Obstet Gynecol Clin North Am. 2003 Jun;30(2):337-52. doi: 10.1016/s0889-8545(03)00028-7.


Frequently, a multidisciplinary approach is needed in the management of the adolescent with PCOS. Treatment must be provided in a supportive environment. Because adolescent females are concerned about their appearance any image, short-term treatment goals are usually directed toward the amelioration of hirsutism, acne, and irregular menstruation. Although not immediately concerning to the adolescent, the prevention of long-term sequelae from anovulation and hyperinsulinemia is also important.
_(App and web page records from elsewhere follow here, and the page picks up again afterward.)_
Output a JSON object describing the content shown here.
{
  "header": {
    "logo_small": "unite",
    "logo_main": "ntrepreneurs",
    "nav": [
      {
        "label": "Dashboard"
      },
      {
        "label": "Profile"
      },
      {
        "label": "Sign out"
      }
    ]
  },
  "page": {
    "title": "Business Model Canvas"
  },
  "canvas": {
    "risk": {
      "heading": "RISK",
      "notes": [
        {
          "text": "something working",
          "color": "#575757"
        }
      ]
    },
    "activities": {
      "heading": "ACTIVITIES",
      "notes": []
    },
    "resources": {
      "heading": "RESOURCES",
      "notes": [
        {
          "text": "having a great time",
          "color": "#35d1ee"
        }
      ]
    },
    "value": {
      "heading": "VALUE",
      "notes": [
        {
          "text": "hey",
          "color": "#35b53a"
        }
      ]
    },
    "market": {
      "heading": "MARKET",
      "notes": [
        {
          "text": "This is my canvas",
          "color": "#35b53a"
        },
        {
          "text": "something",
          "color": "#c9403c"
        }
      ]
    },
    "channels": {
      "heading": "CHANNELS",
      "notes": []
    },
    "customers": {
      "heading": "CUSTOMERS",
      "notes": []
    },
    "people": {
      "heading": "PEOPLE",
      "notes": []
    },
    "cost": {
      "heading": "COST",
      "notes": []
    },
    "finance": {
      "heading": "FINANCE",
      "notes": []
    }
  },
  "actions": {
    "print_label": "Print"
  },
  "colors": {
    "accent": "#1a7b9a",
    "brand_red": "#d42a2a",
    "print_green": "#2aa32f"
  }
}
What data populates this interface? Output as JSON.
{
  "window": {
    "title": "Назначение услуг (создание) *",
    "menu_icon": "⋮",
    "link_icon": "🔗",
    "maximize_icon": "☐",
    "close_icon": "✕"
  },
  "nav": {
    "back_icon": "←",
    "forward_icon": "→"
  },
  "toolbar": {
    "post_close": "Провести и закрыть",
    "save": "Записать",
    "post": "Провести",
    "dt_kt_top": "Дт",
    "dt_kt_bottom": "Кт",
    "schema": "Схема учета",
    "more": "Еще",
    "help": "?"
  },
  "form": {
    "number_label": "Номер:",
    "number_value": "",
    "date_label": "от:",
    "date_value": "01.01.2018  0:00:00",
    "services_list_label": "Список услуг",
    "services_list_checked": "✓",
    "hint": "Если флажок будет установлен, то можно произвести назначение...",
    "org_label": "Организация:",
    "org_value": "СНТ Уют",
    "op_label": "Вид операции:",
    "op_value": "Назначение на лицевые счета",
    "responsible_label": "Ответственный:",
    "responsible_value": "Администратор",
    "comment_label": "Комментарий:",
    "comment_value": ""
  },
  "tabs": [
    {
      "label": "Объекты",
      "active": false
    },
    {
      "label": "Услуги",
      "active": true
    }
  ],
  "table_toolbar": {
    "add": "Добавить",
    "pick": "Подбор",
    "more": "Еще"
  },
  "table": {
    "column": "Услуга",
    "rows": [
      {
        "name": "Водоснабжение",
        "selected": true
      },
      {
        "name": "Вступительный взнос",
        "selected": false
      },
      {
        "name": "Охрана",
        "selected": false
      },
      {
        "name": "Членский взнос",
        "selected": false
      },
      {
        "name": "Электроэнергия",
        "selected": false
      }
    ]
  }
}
Multiple concomitant therapies are often necessary to address the variety of symptoms and achieve better results. Recent studies have investigated the role of the insulin-sensitizing agent, metformin, in the treatment of PCOS. Although most studies show a benefit, the conclusions are limited owing to the small numbers of select patients, observational designs, and short durations of follow-up. In addition, there are few data comparing insulin-sensitizing drugs with traditional therapies for PCOS. More long-term, randomized controlled trials are needed to determine the utility of insulin-sensitizing agents, their long-term benefits, and the ideal patient population for their use.

Publication types

  • Review

MeSH terms

  • Acne Vulgaris / drug therapy
  • Acne Vulgaris / etiology
  • Adolescent
  • Female
  • Hirsutism / etiology
  • Hirsutism / therapy
  • Humans
  • Menstruation Disturbances / drug therapy
  • Menstruation Disturbances / etiology
  • Obesity / etiology
  • Obesity / therapy
  • Polycystic Ovary Syndrome / complications
  • Polycystic Ovary Syndrome / diagnosis
  • Polycystic Ovary Syndrome / physiopathology
  • Polycystic Ovary Syndrome / therapy*